Have you ever thought what it would be like if the government continues to cut investment and discretionary income to communities? In the short-term, there would probably be an adjustment—perhaps higher taxes or decreased economic development. But, what happens as urbanization rises. Urbanization means millions of people moving to cities. In order to survive, cities and municipalities will be forced to optimize their resources and evolve into inter-connected networks to handle the population explosion. This is where an entrepreneur has an opportunity to make a difference by setting up a benefit corporation and its stakeholder network in their community.

Give Something Back sees itself as a type of fiduciary agent—a stakeholder—in certain communities where the company gives back. In an interview I had with President Mike Hannigan, he said when starting the company, they believed a bigger impact could be made by earning money and then giving back, instead of just making a one-time contribution to a local non-profit. They were right. Working with their customers, the company uses a balloting process to choose the community organizations that will receive donations. Those donations are based on profit the company has made through earned sales. As Mike says, “We still focus on daily demands of customer needs. We continuously look for ways to draw the balance between social giving, dialogue for innovation, and doing a good job.”
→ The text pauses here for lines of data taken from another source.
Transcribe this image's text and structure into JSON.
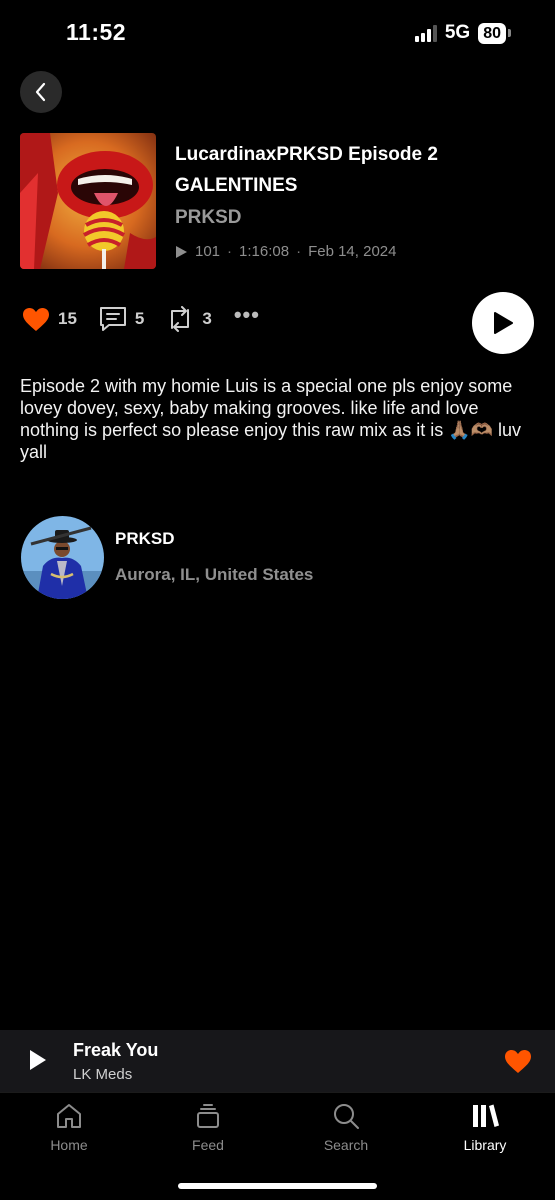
{
  "status_bar": {
    "time": "11:52",
    "network": "5G",
    "battery": "80"
  },
  "track": {
    "title": "LucardinaxPRKSD Episode 2 GALENTINES",
    "artist": "PRKSD",
    "plays": "101",
    "duration": "1:16:08",
    "date": "Feb 14, 2024",
    "meta_separator": "·"
  },
  "actions": {
    "likes": "15",
    "comments": "5",
    "reposts": "3",
    "more": "•••"
  },
  "description": "Episode 2 with my homie Luis is a special one pls enjoy some lovey dovey, sexy, baby making grooves. like life and love nothing is perfect so please enjoy this raw mix as it is 🙏🏽🫶🏽 luv yall",
  "uploader": {
    "name": "PRKSD",
    "location": "Aurora, IL, United States"
  },
  "mini_player": {
    "title": "Freak You",
    "artist": "LK Meds"
  },
  "tabs": [
    {
      "label": "Home",
      "icon": "home-icon"
    },
    {
      "label": "Feed",
      "icon": "feed-icon"
    },
    {
      "label": "Search",
      "icon": "search-icon"
    },
    {
      "label": "Library",
      "icon": "library-icon"
    }
  ],
  "colors": {
    "accent": "#ff5500",
    "background": "#000000",
    "secondary_text": "#8f8f8f"
  }
}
Give Something Back is a benefit corporation.

 

Jan 20

Indie Capitalism

On www.fastcodesign.com, Bruce Nussbaum is writing about what he coins “Indie Capitalism.”

He says:

1. Indie capitalism is local, not global, and cares about the community and jobs – it’s about sustainability.
2. Indie capitalism is socially, not transactionally, based – it’s about sharing.
3. Indie capitalism is a maker system of economics based on creating new value, not trading old value – it’s about simplicity and making great things.
4. Indie capitalism is a heightened meaning embedded in materials and products – it’s about authenticity.

Is this the beginning of a “Barnabas Effect?”

Jan 11

Revitalizing a Neighborhood

I was inspired the other day. I met a contractor who had agreed to revitalize a historic area for the city of Portsmouth, Virginia. Through his construction projects, he has renovated several nice homes and is selling them at a reasonable price, including finding out how the new homeowner can get a tax advantage. His entrepreneurial activity transformed the area from housing drug-dealers to your average American neighbor. His goal is to finish buying or renovating several of the properties and move on. His purpose – to give back to a community that needs help.

He has the “Barnabas Effect” that makes a difference.